[Records contained in a dataset]
BEGIN

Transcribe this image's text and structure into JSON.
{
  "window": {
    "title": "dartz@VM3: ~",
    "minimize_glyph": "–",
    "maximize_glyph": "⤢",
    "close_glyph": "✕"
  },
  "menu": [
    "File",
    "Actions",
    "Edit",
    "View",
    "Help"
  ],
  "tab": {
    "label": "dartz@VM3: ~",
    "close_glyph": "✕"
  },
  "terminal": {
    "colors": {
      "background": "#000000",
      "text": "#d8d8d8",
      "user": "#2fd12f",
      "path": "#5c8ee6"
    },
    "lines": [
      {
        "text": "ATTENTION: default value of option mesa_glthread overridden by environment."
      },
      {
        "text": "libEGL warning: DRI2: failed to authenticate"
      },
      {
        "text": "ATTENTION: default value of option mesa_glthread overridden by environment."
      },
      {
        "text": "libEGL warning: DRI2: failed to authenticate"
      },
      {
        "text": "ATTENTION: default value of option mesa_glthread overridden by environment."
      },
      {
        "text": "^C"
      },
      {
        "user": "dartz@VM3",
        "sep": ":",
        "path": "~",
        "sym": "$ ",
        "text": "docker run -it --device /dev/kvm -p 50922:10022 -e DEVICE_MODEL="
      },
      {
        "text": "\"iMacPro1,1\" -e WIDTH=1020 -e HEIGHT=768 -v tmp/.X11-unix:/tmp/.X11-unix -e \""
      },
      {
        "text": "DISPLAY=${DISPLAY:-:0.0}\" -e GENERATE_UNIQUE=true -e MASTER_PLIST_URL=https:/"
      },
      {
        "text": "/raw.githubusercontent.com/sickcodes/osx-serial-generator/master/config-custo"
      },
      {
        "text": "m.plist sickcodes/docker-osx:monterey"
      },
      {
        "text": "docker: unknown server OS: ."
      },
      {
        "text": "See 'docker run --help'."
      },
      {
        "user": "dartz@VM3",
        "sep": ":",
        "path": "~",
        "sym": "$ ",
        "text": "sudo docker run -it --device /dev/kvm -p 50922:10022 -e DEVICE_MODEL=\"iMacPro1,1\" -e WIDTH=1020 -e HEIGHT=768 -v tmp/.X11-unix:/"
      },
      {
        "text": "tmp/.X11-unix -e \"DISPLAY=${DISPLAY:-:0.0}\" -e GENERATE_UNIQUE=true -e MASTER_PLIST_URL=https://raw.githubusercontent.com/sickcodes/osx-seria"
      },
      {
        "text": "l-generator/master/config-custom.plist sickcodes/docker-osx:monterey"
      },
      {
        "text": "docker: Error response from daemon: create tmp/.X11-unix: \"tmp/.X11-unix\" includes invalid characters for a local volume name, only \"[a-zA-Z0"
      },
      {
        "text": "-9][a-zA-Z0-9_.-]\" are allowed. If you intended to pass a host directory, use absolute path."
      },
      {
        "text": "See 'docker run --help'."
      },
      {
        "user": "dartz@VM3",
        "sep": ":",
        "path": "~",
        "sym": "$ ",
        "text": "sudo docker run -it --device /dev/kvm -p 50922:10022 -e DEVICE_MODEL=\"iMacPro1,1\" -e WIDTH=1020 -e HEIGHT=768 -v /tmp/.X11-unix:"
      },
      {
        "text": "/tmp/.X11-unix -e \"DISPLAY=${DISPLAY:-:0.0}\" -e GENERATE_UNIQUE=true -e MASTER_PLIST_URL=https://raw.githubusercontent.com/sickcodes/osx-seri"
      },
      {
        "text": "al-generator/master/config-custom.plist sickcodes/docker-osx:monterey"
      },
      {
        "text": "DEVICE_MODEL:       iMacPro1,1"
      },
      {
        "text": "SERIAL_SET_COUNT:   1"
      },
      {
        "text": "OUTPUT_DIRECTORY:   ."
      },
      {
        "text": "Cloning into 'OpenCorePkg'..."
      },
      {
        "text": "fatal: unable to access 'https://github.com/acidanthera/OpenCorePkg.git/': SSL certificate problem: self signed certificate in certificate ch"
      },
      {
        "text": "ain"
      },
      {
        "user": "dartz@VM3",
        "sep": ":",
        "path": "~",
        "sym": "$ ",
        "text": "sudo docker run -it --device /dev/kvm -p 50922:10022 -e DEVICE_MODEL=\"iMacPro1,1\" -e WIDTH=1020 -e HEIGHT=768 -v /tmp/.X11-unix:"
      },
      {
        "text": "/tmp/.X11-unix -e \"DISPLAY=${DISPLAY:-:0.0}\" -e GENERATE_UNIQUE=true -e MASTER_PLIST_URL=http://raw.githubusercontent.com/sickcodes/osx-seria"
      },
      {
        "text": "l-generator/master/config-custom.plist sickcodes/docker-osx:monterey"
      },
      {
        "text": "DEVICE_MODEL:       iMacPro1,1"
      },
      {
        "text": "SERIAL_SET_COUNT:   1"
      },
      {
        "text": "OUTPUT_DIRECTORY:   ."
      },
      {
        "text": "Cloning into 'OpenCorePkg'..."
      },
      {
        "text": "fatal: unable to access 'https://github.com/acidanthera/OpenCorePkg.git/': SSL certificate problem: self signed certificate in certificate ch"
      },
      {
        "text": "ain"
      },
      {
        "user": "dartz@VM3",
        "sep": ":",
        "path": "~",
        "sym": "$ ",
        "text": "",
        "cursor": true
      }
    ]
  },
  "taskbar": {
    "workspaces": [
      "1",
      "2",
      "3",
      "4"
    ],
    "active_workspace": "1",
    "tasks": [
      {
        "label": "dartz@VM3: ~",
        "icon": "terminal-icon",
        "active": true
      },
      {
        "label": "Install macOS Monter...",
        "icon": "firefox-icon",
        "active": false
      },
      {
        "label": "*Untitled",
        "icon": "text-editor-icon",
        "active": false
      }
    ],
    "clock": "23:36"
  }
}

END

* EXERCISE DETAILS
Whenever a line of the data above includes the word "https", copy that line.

* FINISHED EXERCISE
        "text": "DISPLAY=${DISPLAY:-:0.0}\" -e GENERATE_UNIQUE=true -e MASTER_PLIST_URL=https:/"
        "text": "tmp/.X11-unix -e \"DISPLAY=${DISPLAY:-:0.0}\" -e GENERATE_UNIQUE=true -e MASTER_PLIST_URL=https://raw.githubusercontent.com/sickcodes/osx-seria"
        "text": "/tmp/.X11-unix -e \"DISPLAY=${DISPLAY:-:0.0}\" -e GENERATE_UNIQUE=true -e MASTER_PLIST_URL=https://raw.githubusercontent.com/sickcodes/osx-seri"
        "text": "fatal: unable to access 'https://github.com/acidanthera/OpenCorePkg.git/': SSL certificate problem: self signed certificate in certificate ch"
        "text": "fatal: unable to access 'https://github.com/acidanthera/OpenCorePkg.git/': SSL certificate problem: self signed certificate in certificate ch"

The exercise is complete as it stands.